This Commission was headed by the Chief Justice of Pakistan and comprised of the 4 Chief Justices of the High Courts. It was assigned the task of recommending provision for reform of the civil litigation. This Commission also, more or less, reiterated the views expressed by the earlier commissions/committees and stated that the existing procedural laws/rules were generally sound and needed no major surgery. The Commission blamed the successive governments for the apathy and neglect of the judiciary and lack of adequate resources for improving the system of judicial administration in the country. The Commission however did point out certain defects/shortcomings in laws/rules/procedure and suggested appropriate measures for reform thereof. The Commission, accordingly, recommended measures for reform of the Civil Procedure Code 1908, including thorough scrutiny of pleadings, alternative means of service processing, reducing the period for submission of written statement, the system of continuous hearing, reduction in number of appeals and enhancement in the jurisdiction of Small Causes Courts. Most of its recommendations were accepted and incorporated through an Ordinance (Ordinance XXXIII) of 1993, which was later on enacted into an Act of Parliament (Act XIV of 1994). The Commission's recommendations with regard to the creation of a federal judicial system increase in number of judicial officers and provision of better facilities for courts were not implemented.

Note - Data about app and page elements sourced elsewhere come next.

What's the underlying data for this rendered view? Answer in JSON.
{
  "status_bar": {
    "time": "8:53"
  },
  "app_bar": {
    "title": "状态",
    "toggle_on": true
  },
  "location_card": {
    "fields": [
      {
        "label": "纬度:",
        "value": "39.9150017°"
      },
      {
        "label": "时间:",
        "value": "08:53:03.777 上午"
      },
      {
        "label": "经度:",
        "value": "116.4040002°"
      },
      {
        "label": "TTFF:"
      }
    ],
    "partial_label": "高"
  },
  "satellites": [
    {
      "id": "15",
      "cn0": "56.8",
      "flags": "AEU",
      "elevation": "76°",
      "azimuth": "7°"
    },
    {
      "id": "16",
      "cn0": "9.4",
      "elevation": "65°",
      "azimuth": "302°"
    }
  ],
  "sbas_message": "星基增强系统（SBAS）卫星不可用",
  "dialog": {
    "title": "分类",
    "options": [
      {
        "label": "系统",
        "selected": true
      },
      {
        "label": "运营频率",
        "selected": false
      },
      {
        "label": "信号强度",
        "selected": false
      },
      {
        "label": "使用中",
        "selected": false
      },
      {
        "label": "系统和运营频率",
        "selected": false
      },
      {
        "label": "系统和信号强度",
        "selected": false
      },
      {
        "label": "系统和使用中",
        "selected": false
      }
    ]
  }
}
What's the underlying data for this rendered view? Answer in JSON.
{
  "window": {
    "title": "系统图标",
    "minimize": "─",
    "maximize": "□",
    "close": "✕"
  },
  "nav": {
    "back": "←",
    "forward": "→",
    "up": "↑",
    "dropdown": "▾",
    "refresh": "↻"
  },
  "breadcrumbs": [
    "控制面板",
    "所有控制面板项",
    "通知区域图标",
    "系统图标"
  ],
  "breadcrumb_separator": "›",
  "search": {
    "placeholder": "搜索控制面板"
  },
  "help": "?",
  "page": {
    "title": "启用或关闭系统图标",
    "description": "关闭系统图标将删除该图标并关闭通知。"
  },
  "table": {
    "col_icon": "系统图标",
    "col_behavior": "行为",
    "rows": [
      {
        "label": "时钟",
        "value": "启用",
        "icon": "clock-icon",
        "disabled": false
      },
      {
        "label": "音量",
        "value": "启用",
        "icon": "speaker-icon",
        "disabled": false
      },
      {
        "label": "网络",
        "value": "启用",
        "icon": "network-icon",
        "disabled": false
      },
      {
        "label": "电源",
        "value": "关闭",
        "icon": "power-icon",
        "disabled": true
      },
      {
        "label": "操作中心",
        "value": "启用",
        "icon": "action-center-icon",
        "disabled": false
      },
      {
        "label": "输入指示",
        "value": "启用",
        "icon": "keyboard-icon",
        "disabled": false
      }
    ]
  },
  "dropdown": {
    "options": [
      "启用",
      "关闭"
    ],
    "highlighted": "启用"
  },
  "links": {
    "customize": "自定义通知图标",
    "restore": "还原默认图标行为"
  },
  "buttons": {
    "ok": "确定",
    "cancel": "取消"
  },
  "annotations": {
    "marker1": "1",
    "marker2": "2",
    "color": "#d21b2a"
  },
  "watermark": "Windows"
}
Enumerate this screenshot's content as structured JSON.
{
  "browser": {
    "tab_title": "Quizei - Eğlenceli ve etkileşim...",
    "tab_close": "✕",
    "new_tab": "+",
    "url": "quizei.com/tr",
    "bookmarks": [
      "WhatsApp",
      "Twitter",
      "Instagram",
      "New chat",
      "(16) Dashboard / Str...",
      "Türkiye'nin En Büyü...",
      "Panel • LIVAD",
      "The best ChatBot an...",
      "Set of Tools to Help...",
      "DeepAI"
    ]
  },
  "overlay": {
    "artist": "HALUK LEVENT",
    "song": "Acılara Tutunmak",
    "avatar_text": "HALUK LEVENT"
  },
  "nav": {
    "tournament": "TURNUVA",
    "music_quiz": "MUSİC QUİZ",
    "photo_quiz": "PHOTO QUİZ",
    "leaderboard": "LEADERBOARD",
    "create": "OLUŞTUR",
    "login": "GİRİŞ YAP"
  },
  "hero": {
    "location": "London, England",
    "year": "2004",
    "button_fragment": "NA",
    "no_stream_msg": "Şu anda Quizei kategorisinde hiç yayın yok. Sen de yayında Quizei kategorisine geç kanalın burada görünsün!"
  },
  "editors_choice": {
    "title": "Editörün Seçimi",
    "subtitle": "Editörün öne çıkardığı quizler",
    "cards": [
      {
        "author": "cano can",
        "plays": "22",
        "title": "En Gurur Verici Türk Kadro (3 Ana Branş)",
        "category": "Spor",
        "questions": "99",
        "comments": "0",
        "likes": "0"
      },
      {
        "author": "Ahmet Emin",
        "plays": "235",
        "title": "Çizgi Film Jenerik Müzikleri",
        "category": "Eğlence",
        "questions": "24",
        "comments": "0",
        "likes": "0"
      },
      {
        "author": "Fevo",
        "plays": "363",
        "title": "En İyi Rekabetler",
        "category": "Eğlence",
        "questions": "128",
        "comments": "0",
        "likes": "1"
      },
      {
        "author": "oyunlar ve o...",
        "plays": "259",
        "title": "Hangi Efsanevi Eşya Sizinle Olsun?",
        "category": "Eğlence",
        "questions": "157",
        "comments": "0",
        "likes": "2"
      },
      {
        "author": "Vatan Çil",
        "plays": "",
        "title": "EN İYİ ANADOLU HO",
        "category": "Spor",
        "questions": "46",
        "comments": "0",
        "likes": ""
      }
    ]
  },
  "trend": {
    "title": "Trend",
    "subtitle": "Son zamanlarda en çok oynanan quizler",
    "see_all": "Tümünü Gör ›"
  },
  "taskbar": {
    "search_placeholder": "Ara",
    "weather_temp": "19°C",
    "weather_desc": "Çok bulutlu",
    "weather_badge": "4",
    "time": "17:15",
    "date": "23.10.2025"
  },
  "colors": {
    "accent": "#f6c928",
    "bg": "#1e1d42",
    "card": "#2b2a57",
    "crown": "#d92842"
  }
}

The Commission of Inquiry for Women was constituted by the Government in 1994 and asked to review all existing laws with a view to remove discrimination therefrom and to suggest appropriate measures for improving the status of women in the society. Justice Nasir Aslam Zahid, a Judge of the Supreme Court of Pakistan, headed the Commission, which had 10 other members. The Commission presented its report in 1997, recommending inter alia for repeal of certain discriminatory laws, amendments to others and setting up institutions for monitoring the enforcement of laws and deciding incidents of gender discrimination.
From the narration of above account, it would appear that procedural laws/rules in the country have been reviewed, from time to time, and appropriate recommendations suggested to the Government for reform law reform and reform of the civil/criminal justice system, with a view to ensure speedy disposal of cases. It is obvious that the successive governments were not very enthusiastic in accepting the recommendations of various commissions/committees.
The Hamoodur Rehman Commission Report 1967 recommended to the Government that a permanent law reform commission should be created for regular and systematic reform of the legal system in the country. The Commission stated that no society in the world could remain statistic, thus it is necessary, that the legal system should keep pace with the changing times and emerging realities. It further observed that the setting up a permanent body would be a valuable assistance to the Government by ensuring that out-dated laws were deleted and new provisions introduced. The Commission thus suggested a permanent statutory body for law reform. Accordingly, the Government constituted a statutory body called Pakistan Law Commission in 1979.